Fungi, bacteria and viruses form the three categories of microorganisms. These microorganisms, or microbes, live in all areas of the world and perform diverse duties. Some help living organisms while others act as pathogens; they come in uni-cellular or multi-cellular forms, but their small sizes make microorganisms only visible to humans through microscopic lenses.
Despite sharing the title of microorganisms, the organisms in the three subgroups vary physically and biologically. Fungi include mushrooms and mold, along with smaller single-celled organisms. The fungi group includes the largest organisms of all microbe classes. They play important ecological and biological roles, helping break down and recycle decomposing plant and animal matter in forests and wooden areas. Some fungi jeopardize the health of living organisms, generating diseases and conditions including ringworm and athlete's foot.
Fungi prove helpful too, comprising cosmetics and medicines. Bacteria occupy the second-largest group of microorganisms. They have body sizes smaller than those of fungi, and live in terrestrial and aquatic settings. These organisms, like fungi, prove beneficial and harmful to humans, plants and animals. Helpful bacteria support proper immune and digestive system functions, while harmful bacteria cause illnesses such as tuberculosis, cholera and respiratory infections. Lastly, viruses come in the smallest body sizes.
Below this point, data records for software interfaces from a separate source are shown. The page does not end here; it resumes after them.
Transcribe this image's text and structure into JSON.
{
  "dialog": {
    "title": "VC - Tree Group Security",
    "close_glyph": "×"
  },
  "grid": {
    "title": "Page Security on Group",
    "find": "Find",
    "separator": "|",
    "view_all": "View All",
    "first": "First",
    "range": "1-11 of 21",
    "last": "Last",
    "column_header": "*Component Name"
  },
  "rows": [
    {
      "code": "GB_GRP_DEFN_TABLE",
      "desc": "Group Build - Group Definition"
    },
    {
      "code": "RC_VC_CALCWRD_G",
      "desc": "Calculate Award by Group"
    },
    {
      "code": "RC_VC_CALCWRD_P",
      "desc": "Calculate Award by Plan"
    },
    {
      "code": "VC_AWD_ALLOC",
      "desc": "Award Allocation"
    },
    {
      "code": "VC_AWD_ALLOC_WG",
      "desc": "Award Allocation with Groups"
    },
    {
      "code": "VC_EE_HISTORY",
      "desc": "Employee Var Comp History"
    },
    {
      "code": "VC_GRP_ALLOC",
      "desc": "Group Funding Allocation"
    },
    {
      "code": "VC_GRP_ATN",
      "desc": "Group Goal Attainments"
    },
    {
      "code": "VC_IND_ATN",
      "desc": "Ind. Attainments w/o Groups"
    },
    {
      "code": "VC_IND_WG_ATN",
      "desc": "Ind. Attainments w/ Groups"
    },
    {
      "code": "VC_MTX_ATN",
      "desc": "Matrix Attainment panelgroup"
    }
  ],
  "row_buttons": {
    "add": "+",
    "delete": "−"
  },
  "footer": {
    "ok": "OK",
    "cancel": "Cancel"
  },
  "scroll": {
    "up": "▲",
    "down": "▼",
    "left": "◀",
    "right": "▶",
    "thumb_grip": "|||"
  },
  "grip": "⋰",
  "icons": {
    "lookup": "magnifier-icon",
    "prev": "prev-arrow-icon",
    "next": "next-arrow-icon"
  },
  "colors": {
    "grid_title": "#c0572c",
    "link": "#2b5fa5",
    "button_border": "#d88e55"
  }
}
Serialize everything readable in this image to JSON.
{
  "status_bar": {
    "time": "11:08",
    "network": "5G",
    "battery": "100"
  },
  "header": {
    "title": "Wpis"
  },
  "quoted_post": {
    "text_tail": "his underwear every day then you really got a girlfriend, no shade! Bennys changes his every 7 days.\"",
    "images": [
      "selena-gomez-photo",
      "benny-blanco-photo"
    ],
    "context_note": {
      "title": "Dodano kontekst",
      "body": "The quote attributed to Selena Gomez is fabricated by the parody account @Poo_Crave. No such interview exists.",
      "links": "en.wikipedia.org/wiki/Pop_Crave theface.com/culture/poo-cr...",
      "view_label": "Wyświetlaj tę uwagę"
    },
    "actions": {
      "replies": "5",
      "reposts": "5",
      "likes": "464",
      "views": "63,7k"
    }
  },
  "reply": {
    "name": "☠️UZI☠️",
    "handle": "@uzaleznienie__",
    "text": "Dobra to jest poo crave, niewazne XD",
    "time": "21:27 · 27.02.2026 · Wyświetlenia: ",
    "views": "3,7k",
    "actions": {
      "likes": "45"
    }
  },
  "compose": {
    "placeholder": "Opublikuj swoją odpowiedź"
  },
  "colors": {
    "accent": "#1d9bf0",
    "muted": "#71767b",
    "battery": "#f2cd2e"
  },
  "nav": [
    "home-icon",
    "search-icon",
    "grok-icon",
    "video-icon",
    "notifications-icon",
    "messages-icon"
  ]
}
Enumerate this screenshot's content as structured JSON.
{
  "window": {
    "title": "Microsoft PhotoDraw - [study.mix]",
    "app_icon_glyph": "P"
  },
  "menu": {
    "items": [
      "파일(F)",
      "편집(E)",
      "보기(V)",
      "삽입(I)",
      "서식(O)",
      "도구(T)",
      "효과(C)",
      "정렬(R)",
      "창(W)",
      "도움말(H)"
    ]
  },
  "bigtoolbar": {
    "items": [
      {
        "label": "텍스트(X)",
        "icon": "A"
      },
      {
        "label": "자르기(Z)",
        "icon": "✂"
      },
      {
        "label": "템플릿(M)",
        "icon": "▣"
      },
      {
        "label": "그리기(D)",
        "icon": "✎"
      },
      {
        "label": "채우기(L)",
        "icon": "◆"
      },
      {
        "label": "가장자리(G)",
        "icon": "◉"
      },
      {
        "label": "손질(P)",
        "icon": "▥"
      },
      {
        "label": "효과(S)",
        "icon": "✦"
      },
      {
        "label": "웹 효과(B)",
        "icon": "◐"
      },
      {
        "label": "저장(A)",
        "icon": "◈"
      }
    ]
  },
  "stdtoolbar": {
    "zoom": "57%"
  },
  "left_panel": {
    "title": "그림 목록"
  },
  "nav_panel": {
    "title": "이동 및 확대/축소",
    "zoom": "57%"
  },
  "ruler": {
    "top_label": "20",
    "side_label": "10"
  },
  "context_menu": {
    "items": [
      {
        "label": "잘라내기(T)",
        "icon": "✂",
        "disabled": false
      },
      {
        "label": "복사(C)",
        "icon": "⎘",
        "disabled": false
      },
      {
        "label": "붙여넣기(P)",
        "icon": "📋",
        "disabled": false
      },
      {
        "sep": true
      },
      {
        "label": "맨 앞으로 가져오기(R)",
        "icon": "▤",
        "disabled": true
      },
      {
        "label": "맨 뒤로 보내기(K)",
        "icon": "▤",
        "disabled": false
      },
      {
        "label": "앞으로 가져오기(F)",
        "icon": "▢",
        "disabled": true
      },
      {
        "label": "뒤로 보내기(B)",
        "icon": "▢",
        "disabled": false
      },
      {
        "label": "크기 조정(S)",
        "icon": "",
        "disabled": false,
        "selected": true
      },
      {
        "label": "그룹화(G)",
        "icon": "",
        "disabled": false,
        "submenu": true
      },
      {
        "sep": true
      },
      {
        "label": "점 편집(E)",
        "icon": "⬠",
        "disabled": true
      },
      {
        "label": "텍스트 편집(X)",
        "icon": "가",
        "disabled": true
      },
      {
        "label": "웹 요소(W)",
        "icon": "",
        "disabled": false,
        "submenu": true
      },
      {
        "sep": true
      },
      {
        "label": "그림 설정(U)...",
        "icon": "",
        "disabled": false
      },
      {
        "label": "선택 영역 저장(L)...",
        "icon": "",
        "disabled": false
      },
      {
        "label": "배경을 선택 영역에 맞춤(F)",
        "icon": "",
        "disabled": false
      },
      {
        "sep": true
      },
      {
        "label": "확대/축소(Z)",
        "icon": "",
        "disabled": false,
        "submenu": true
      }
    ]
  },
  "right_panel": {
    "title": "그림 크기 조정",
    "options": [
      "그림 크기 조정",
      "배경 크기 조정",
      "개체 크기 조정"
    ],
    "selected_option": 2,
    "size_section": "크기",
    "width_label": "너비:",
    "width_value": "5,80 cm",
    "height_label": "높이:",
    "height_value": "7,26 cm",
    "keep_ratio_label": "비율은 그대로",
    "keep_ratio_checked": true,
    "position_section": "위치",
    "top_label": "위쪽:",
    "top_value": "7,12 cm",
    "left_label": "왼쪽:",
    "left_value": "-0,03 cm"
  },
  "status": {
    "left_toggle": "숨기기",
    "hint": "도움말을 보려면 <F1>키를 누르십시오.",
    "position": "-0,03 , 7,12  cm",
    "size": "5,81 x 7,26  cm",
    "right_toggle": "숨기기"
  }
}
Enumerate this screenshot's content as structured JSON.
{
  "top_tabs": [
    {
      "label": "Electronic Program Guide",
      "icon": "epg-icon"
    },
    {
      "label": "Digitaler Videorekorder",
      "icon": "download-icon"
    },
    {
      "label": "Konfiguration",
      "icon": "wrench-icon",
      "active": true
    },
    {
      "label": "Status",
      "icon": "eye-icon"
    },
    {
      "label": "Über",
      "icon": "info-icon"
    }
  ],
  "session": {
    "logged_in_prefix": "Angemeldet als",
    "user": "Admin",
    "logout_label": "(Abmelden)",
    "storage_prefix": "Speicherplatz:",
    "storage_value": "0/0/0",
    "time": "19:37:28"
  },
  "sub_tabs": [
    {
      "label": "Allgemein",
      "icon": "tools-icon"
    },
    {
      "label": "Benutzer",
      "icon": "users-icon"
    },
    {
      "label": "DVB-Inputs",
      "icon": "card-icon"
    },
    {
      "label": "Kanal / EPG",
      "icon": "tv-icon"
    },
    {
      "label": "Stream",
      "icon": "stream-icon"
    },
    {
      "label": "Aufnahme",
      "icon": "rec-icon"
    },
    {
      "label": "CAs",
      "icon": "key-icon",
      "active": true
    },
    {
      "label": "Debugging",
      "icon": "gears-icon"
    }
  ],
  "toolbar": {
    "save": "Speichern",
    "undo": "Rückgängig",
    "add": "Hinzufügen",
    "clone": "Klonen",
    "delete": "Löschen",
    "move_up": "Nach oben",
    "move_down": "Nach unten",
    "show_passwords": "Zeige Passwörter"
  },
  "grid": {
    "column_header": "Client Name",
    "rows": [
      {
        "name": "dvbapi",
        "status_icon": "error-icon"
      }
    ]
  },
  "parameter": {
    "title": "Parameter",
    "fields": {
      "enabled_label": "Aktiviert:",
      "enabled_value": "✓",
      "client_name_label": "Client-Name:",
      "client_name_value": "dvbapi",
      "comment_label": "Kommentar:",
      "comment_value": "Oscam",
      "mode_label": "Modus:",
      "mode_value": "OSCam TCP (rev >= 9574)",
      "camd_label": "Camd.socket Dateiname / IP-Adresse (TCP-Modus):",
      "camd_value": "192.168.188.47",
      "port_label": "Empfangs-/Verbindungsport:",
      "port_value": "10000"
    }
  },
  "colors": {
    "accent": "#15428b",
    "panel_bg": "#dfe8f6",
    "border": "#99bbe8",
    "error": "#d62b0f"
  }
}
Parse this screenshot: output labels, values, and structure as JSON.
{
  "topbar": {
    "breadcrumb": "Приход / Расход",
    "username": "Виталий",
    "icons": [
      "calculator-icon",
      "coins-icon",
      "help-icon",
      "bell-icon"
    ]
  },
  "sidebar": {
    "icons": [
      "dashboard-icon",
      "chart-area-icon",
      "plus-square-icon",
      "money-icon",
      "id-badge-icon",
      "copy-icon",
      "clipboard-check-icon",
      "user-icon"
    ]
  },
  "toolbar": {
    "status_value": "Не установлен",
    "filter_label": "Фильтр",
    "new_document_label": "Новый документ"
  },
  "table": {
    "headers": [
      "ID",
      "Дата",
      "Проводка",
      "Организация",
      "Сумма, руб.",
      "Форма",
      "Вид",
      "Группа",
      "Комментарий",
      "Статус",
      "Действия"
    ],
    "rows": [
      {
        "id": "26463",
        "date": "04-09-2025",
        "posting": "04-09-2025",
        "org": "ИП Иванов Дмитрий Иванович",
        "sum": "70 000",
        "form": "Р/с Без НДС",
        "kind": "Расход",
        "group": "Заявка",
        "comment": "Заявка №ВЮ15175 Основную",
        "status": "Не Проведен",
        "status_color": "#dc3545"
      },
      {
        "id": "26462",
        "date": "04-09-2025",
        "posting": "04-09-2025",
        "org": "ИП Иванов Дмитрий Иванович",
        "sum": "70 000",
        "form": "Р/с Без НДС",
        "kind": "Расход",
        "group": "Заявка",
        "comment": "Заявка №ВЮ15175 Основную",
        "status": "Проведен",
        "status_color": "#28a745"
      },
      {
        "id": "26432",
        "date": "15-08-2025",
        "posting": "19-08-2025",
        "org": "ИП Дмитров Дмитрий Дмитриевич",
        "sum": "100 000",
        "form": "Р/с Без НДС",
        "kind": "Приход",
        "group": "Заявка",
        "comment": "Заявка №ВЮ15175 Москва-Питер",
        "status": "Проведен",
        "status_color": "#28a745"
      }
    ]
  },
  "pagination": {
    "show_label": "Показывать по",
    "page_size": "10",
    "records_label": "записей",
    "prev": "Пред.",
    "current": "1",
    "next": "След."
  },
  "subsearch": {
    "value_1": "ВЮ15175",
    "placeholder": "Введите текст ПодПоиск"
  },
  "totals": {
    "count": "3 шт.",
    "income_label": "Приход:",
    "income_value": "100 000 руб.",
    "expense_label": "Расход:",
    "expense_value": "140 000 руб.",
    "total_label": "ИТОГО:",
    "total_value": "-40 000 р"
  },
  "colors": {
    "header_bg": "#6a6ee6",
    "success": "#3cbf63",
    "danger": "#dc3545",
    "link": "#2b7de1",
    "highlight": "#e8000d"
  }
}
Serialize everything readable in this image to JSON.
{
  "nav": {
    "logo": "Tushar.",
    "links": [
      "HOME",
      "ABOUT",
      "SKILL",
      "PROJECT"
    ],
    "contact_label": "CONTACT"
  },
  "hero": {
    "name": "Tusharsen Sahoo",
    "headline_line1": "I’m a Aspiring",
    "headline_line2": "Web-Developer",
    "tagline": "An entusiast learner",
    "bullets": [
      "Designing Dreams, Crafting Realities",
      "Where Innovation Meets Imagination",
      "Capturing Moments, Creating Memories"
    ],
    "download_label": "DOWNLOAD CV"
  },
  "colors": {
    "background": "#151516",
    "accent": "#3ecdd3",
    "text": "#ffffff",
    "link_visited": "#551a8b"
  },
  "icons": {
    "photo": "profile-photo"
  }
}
Unlike bacteria and fungi, they feature simple cell designs, lacking membranes, cell walls and nuclei.